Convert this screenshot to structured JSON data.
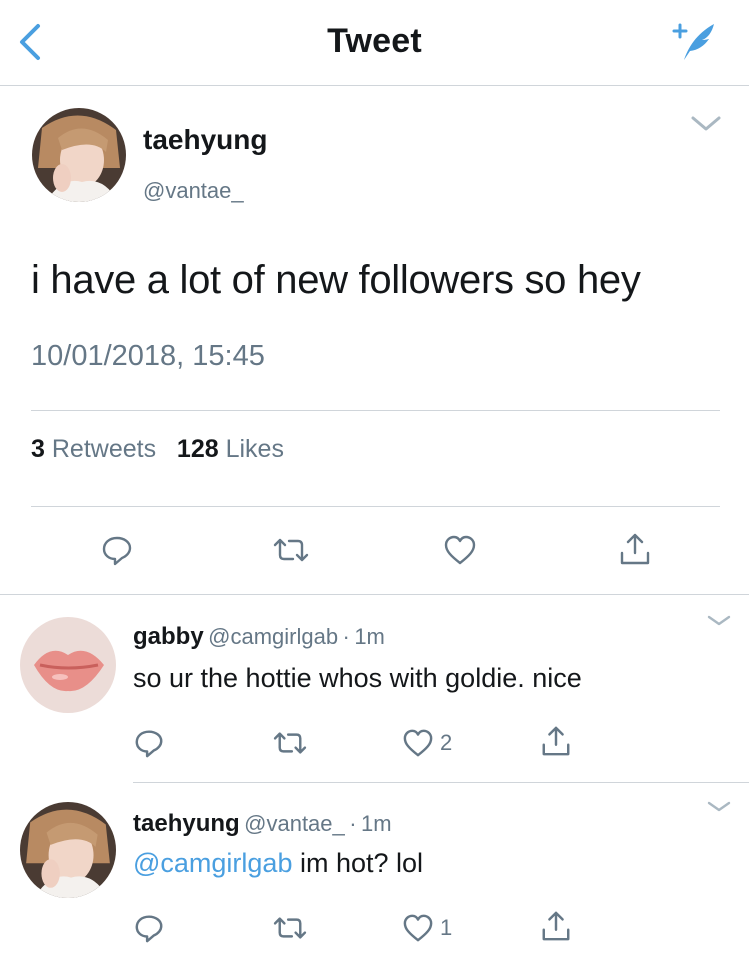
{
  "header": {
    "title": "Tweet",
    "back_icon": "chevron-left-icon",
    "compose_icon": "compose-feather-icon",
    "accent": "#1da1f2"
  },
  "main_tweet": {
    "name": "taehyung",
    "handle": "@vantae_",
    "text": "i have a lot of new followers so hey",
    "timestamp": "10/01/2018, 15:45",
    "retweets": {
      "count": "3",
      "label": "Retweets"
    },
    "likes": {
      "count": "128",
      "label": "Likes"
    }
  },
  "replies": [
    {
      "name": "gabby",
      "handle": "@camgirlgab",
      "dot": "·",
      "time": "1m",
      "mention": "",
      "text": "so ur the hottie whos with goldie. nice",
      "like_count": "2"
    },
    {
      "name": "taehyung",
      "handle": "@vantae_",
      "dot": "·",
      "time": "1m",
      "mention": "@camgirlgab",
      "text": "im hot? lol",
      "like_count": "1"
    }
  ]
}
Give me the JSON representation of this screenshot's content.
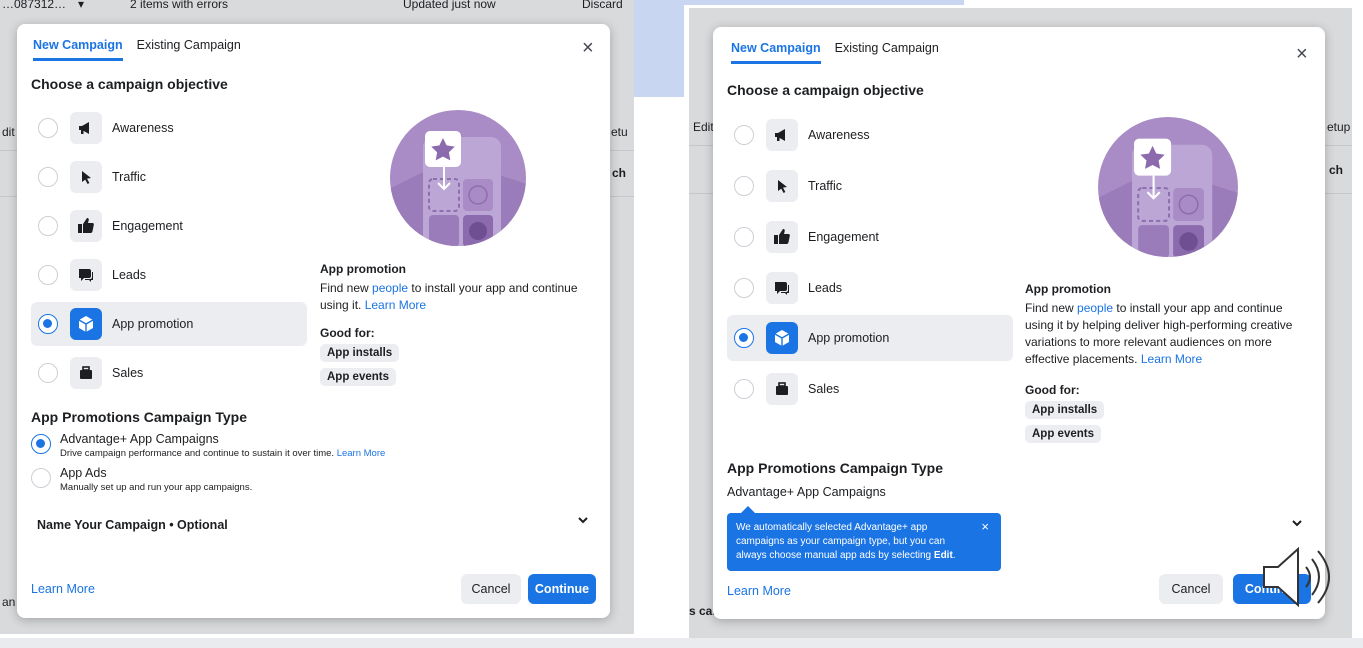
{
  "left": {
    "background": {
      "topbar_fragments": [
        "…087312…",
        "▾",
        "2 items with errors",
        "Updated just now",
        "Discard"
      ],
      "side_fragments": [
        "dit",
        "etu",
        "ch",
        "an"
      ]
    },
    "tabs": [
      {
        "label": "New Campaign",
        "active": true
      },
      {
        "label": "Existing Campaign",
        "active": false
      }
    ],
    "close_glyph": "×",
    "heading": "Choose a campaign objective",
    "objectives": [
      {
        "label": "Awareness",
        "icon": "megaphone-icon",
        "selected": false
      },
      {
        "label": "Traffic",
        "icon": "cursor-icon",
        "selected": false
      },
      {
        "label": "Engagement",
        "icon": "thumbs-up-icon",
        "selected": false
      },
      {
        "label": "Leads",
        "icon": "chat-bubble-icon",
        "selected": false
      },
      {
        "label": "App promotion",
        "icon": "cube-icon",
        "selected": true
      },
      {
        "label": "Sales",
        "icon": "briefcase-icon",
        "selected": false
      }
    ],
    "side": {
      "title": "App promotion",
      "desc_before": "Find new ",
      "desc_link": "people",
      "desc_after": " to install your app and continue using it. ",
      "learn_more": "Learn More",
      "good_for": "Good for:",
      "pills": [
        "App installs",
        "App events"
      ]
    },
    "type_heading": "App Promotions Campaign Type",
    "types": [
      {
        "title": "Advantage+ App Campaigns",
        "sub": "Drive campaign performance and continue to sustain it over time. ",
        "sub_link": "Learn More",
        "selected": true
      },
      {
        "title": "App Ads",
        "sub": "Manually set up and run your app campaigns.",
        "sub_link": "",
        "selected": false
      }
    ],
    "name_row": "Name Your Campaign • Optional",
    "chevron": "⌄",
    "footer_link": "Learn More",
    "cancel": "Cancel",
    "continue": "Continue"
  },
  "right": {
    "background": {
      "side_fragments": [
        "Edit",
        "etup",
        "ch",
        "s can"
      ]
    },
    "tabs": [
      {
        "label": "New Campaign",
        "active": true
      },
      {
        "label": "Existing Campaign",
        "active": false
      }
    ],
    "close_glyph": "×",
    "heading": "Choose a campaign objective",
    "objectives": [
      {
        "label": "Awareness",
        "icon": "megaphone-icon",
        "selected": false
      },
      {
        "label": "Traffic",
        "icon": "cursor-icon",
        "selected": false
      },
      {
        "label": "Engagement",
        "icon": "thumbs-up-icon",
        "selected": false
      },
      {
        "label": "Leads",
        "icon": "chat-bubble-icon",
        "selected": false
      },
      {
        "label": "App promotion",
        "icon": "cube-icon",
        "selected": true
      },
      {
        "label": "Sales",
        "icon": "briefcase-icon",
        "selected": false
      }
    ],
    "side": {
      "title": "App promotion",
      "desc_before": "Find new ",
      "desc_link": "people",
      "desc_after": " to install your app and continue using it by helping deliver high-performing creative variations to more relevant audiences on more effective placements.  ",
      "learn_more": "Learn More",
      "good_for": "Good for:",
      "pills": [
        "App installs",
        "App events"
      ]
    },
    "type_heading": "App Promotions Campaign Type",
    "type_value": "Advantage+ App Campaigns",
    "tooltip": {
      "text": "We automatically selected Advantage+ app campaigns as your campaign type, but you can always choose manual app ads by selecting ",
      "bold": "Edit",
      "end": ".",
      "close": "×"
    },
    "chevron": "⌄",
    "footer_link": "Learn More",
    "cancel": "Cancel",
    "continue": "Continue"
  },
  "colors": {
    "accent": "#1b74e4",
    "illustration_purple": "#a98bc6",
    "backdrop_blue": "#c9d6f2"
  },
  "overlay_icon": "speaker-icon"
}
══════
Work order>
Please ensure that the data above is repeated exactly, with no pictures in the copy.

Answer for this exercise>
Convert this screenshot to structured JSON data.
{
  "header": {
    "title": "Tweet",
    "back_icon": "chevron-left-icon",
    "compose_icon": "compose-feather-icon",
    "accent": "#1da1f2"
  },
  "main_tweet": {
    "name": "taehyung",
    "handle": "@vantae_",
    "text": "i have a lot of new followers so hey",
    "timestamp": "10/01/2018, 15:45",
    "retweets": {
      "count": "3",
      "label": "Retweets"
    },
    "likes": {
      "count": "128",
      "label": "Likes"
    }
  },
  "replies": [
    {
      "name": "gabby",
      "handle": "@camgirlgab",
      "dot": "·",
      "time": "1m",
      "mention": "",
      "text": "so ur the hottie whos with goldie. nice",
      "like_count": "2"
    },
    {
      "name": "taehyung",
      "handle": "@vantae_",
      "dot": "·",
      "time": "1m",
      "mention": "@camgirlgab",
      "text": "im hot? lol",
      "like_count": "1"
    }
  ]
}
Give me the JSON representation of this screenshot's content.
{
  "left": {
    "background": {
      "topbar_fragments": [
        "…087312…",
        "▾",
        "2 items with errors",
        "Updated just now",
        "Discard"
      ],
      "side_fragments": [
        "dit",
        "etu",
        "ch",
        "an"
      ]
    },
    "tabs": [
      {
        "label": "New Campaign",
        "active": true
      },
      {
        "label": "Existing Campaign",
        "active": false
      }
    ],
    "close_glyph": "×",
    "heading": "Choose a campaign objective",
    "objectives": [
      {
        "label": "Awareness",
        "icon": "megaphone-icon",
        "selected": false
      },
      {
        "label": "Traffic",
        "icon": "cursor-icon",
        "selected": false
      },
      {
        "label": "Engagement",
        "icon": "thumbs-up-icon",
        "selected": false
      },
      {
        "label": "Leads",
        "icon": "chat-bubble-icon",
        "selected": false
      },
      {
        "label": "App promotion",
        "icon": "cube-icon",
        "selected": true
      },
      {
        "label": "Sales",
        "icon": "briefcase-icon",
        "selected": false
      }
    ],
    "side": {
      "title": "App promotion",
      "desc_before": "Find new ",
      "desc_link": "people",
      "desc_after": " to install your app and continue using it. ",
      "learn_more": "Learn More",
      "good_for": "Good for:",
      "pills": [
        "App installs",
        "App events"
      ]
    },
    "type_heading": "App Promotions Campaign Type",
    "types": [
      {
        "title": "Advantage+ App Campaigns",
        "sub": "Drive campaign performance and continue to sustain it over time. ",
        "sub_link": "Learn More",
        "selected": true
      },
      {
        "title": "App Ads",
        "sub": "Manually set up and run your app campaigns.",
        "sub_link": "",
        "selected": false
      }
    ],
    "name_row": "Name Your Campaign • Optional",
    "chevron": "⌄",
    "footer_link": "Learn More",
    "cancel": "Cancel",
    "continue": "Continue"
  },
  "right": {
    "background": {
      "side_fragments": [
        "Edit",
        "etup",
        "ch",
        "s can"
      ]
    },
    "tabs": [
      {
        "label": "New Campaign",
        "active": true
      },
      {
        "label": "Existing Campaign",
        "active": false
      }
    ],
    "close_glyph": "×",
    "heading": "Choose a campaign objective",
    "objectives": [
      {
        "label": "Awareness",
        "icon": "megaphone-icon",
        "selected": false
      },
      {
        "label": "Traffic",
        "icon": "cursor-icon",
        "selected": false
      },
      {
        "label": "Engagement",
        "icon": "thumbs-up-icon",
        "selected": false
      },
      {
        "label": "Leads",
        "icon": "chat-bubble-icon",
        "selected": false
      },
      {
        "label": "App promotion",
        "icon": "cube-icon",
        "selected": true
      },
      {
        "label": "Sales",
        "icon": "briefcase-icon",
        "selected": false
      }
    ],
    "side": {
      "title": "App promotion",
      "desc_before": "Find new ",
      "desc_link": "people",
      "desc_after": " to install your app and continue using it by helping deliver high-performing creative variations to more relevant audiences on more effective placements.  ",
      "learn_more": "Learn More",
      "good_for": "Good for:",
      "pills": [
        "App installs",
        "App events"
      ]
    },
    "type_heading": "App Promotions Campaign Type",
    "type_value": "Advantage+ App Campaigns",
    "tooltip": {
      "text": "We automatically selected Advantage+ app campaigns as your campaign type, but you can always choose manual app ads by selecting ",
      "bold": "Edit",
      "end": ".",
      "close": "×"
    },
    "chevron": "⌄",
    "footer_link": "Learn More",
    "cancel": "Cancel",
    "continue": "Continue"
  },
  "colors": {
    "accent": "#1b74e4",
    "illustration_purple": "#a98bc6",
    "backdrop_blue": "#c9d6f2"
  },
  "overlay_icon": "speaker-icon"
}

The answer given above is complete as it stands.